But as to your main question regarding so-called free will: The illusion of choice certainly exists. It seems, for example, that I can choose to move my hand “at will.” But then the question arises as to what motivated me to make such a supposed choice: what made me want to move my hand? The feeling of wanting to move my hand, I say, is the coming to consciousness of processes that are entirely unconscious until they become known as “wanting.” So where is the choice in that?

Do we choose our desires and aversions, or do they come upon us like destiny? When, for example, did you decide to fear snakes? Fear of snakes is an irrational fear, having little to do with their venomous abilities, for even on Long Island where I grew up and where there are no venomous snakes at all, many people still fear snakes and kill them if they can. Could you reasonably say that any of those people chose to kill a snake?

I find this matter entirely clear, but I understand that for others the notion that nothing is freely chosen clashes terribly against their cultural indoctrination and seems to demean and discredit their experiences as apparent choosers and deciders. That conflict arises, it seems to me, from mistaking two very different levels of being.

One level consists of the personal history, thoughts, fears, and desires that seem to reside at the very center of our being as individuals, as for example in the phrase, “His life, which had been filled with such great hopes of success, increasingly seemed a disappointing failure.” I have no idea from whence those words emerged. I found myself typing them. I did not choose that image of disappointment and failure. Like all images, it came on its own.

As long as one focuses upon a myself who has a life and must manage it, one will obviously be living in a realm of ambitions, decisions, tactics, and apparent choices. There is nothing wrong with that view or with that way of living. It is one way of seeing, and no one ever chose to see things that way.

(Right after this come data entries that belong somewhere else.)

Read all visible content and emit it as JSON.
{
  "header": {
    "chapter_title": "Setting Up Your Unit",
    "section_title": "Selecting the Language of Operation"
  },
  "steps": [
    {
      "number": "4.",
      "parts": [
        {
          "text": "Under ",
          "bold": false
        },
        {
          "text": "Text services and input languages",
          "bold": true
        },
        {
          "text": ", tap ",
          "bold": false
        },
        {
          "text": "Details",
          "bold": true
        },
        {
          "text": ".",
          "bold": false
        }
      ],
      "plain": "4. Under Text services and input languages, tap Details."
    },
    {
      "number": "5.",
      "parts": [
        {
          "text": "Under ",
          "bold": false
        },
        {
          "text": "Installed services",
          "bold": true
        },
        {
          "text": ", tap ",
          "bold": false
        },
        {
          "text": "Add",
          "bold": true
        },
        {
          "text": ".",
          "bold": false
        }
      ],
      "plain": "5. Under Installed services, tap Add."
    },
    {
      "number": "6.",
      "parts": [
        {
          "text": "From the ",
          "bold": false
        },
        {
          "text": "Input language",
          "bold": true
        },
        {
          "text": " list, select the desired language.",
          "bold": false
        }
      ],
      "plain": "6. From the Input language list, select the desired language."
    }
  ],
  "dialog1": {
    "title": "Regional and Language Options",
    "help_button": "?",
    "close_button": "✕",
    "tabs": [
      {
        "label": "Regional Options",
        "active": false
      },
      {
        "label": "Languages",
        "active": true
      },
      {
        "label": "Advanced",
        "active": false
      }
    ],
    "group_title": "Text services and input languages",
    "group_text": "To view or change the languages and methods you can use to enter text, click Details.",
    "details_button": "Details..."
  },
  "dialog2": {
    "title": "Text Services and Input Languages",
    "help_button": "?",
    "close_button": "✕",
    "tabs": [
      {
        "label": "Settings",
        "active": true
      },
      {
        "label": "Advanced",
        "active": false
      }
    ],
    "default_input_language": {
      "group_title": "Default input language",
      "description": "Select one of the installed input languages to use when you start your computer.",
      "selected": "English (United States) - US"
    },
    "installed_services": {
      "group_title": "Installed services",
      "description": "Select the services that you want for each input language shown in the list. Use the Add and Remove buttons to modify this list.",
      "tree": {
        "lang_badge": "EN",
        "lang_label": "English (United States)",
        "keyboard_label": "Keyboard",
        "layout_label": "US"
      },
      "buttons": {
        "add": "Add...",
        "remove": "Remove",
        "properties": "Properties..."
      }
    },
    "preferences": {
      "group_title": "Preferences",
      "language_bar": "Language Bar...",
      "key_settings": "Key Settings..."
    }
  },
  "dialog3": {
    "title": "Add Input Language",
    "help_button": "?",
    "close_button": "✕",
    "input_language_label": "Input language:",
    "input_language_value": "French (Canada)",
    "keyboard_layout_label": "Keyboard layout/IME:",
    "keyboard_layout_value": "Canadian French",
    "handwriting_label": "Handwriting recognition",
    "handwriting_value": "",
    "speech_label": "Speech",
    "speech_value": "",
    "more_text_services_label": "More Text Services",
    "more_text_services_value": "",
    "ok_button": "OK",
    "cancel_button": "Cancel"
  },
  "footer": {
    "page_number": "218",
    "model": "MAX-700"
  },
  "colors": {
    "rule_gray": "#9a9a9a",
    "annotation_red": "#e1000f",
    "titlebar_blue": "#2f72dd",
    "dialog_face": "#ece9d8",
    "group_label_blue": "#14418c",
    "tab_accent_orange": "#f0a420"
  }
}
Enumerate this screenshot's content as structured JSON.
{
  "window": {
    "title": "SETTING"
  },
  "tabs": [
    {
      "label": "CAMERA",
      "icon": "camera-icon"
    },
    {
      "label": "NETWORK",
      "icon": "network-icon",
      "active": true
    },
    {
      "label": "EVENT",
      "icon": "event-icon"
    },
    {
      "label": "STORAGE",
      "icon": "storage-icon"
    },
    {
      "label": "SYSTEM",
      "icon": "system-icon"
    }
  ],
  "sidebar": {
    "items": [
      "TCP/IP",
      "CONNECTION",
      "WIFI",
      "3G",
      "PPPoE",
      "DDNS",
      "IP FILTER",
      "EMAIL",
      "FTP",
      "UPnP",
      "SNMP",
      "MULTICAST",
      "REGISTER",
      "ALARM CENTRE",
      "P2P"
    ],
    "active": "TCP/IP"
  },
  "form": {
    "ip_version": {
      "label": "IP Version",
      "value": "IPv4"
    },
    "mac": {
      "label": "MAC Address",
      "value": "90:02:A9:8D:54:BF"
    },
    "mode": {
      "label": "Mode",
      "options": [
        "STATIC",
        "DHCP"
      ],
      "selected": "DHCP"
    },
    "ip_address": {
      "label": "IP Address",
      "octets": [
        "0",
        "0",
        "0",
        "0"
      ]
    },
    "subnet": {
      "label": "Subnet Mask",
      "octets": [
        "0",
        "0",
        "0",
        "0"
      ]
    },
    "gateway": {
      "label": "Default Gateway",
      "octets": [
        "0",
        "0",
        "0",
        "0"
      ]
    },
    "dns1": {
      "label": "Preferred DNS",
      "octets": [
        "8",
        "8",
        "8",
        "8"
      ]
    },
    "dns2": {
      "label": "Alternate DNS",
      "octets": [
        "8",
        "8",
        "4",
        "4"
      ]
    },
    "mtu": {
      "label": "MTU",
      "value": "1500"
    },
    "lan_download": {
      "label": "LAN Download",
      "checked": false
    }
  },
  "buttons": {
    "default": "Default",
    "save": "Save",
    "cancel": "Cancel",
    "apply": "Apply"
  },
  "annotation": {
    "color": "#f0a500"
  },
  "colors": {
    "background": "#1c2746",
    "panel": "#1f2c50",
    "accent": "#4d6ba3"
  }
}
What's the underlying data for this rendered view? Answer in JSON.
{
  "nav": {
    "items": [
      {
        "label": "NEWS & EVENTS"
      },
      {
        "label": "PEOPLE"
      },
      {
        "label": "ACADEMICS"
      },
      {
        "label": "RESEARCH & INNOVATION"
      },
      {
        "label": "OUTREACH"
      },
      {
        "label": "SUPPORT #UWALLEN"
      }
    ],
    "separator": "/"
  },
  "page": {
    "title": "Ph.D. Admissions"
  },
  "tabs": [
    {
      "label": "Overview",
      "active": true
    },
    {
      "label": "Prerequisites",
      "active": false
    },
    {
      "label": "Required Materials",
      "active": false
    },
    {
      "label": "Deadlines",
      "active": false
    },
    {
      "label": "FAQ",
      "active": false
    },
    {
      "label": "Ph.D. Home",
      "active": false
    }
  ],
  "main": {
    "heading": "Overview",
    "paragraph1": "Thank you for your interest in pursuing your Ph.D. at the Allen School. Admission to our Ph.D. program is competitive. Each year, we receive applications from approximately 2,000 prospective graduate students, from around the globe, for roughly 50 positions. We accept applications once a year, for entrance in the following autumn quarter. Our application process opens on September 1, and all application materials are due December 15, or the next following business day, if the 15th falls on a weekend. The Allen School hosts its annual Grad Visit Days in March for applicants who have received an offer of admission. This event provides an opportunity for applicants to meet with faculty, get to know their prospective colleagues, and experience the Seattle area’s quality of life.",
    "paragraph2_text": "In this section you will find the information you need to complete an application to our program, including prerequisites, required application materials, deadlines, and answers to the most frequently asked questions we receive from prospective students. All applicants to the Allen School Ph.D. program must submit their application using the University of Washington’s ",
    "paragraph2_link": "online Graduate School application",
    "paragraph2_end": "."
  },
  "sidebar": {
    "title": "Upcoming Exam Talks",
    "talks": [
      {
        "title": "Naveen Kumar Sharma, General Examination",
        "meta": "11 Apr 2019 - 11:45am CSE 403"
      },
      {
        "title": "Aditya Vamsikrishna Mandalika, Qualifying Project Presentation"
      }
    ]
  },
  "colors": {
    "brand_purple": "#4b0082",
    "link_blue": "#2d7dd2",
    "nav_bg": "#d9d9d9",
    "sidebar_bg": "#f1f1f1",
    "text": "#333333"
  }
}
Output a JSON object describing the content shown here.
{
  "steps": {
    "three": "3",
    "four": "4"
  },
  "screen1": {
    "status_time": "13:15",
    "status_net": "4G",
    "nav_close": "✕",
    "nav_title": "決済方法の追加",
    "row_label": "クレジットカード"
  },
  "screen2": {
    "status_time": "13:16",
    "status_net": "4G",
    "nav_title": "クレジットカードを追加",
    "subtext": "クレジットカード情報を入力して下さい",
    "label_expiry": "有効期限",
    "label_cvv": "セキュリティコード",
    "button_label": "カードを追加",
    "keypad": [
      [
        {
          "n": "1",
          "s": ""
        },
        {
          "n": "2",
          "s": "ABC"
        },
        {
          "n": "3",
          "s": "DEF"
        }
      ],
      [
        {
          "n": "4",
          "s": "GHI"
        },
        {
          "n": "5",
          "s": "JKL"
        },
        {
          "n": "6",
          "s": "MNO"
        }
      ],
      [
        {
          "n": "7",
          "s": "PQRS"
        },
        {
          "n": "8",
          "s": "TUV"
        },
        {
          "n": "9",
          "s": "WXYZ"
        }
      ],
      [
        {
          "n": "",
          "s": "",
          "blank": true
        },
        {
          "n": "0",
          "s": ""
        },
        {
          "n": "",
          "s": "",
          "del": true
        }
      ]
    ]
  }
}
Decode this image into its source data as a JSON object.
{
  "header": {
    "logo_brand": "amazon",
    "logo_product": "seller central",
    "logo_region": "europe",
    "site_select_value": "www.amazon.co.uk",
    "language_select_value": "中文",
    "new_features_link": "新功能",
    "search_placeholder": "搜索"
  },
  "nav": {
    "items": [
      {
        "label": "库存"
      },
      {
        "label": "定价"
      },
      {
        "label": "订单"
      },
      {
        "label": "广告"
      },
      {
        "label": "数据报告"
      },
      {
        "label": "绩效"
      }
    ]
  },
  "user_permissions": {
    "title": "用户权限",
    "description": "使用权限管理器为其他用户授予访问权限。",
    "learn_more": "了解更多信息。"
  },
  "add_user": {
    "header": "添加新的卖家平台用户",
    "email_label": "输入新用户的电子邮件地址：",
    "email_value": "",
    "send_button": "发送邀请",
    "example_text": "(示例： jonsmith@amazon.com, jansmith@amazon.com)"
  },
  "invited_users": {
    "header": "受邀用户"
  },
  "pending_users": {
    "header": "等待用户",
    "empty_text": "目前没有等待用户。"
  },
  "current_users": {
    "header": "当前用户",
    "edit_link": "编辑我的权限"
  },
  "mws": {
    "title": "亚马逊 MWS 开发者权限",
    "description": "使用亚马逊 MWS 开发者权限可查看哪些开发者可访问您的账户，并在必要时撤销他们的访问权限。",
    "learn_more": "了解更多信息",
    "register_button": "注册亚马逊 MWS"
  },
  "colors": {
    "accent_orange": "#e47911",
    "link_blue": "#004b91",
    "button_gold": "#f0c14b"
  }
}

If that is where you find yourself, do your best, I say, to make the best possible decisions, and to be comfortable with them.

But there is another level of being entirely different from that one. On that level, I do not have a life, I am life. I am an expression of aliveness, just as a tree or a fish is an expression of aliveness.

I did not ask to be here. I don’t know why I am here. I know nothing about any purpose to living, nor about “God,” karma, afterlife, the meaning of dreams — none of it. Absolutely nothing. On that level of being, no one chooses anything. One simply flows along, doing what seems necessary as best one can. There are no mistakes, or “bad choices.” What is, simply is, and must be the way it is.

I don’t know if this helps. My best advice is to stop trying to figure this stuff out. In each moment everything is exactly as it is. Nothing is hidden or esoteric, so there is nothing to attain or realize.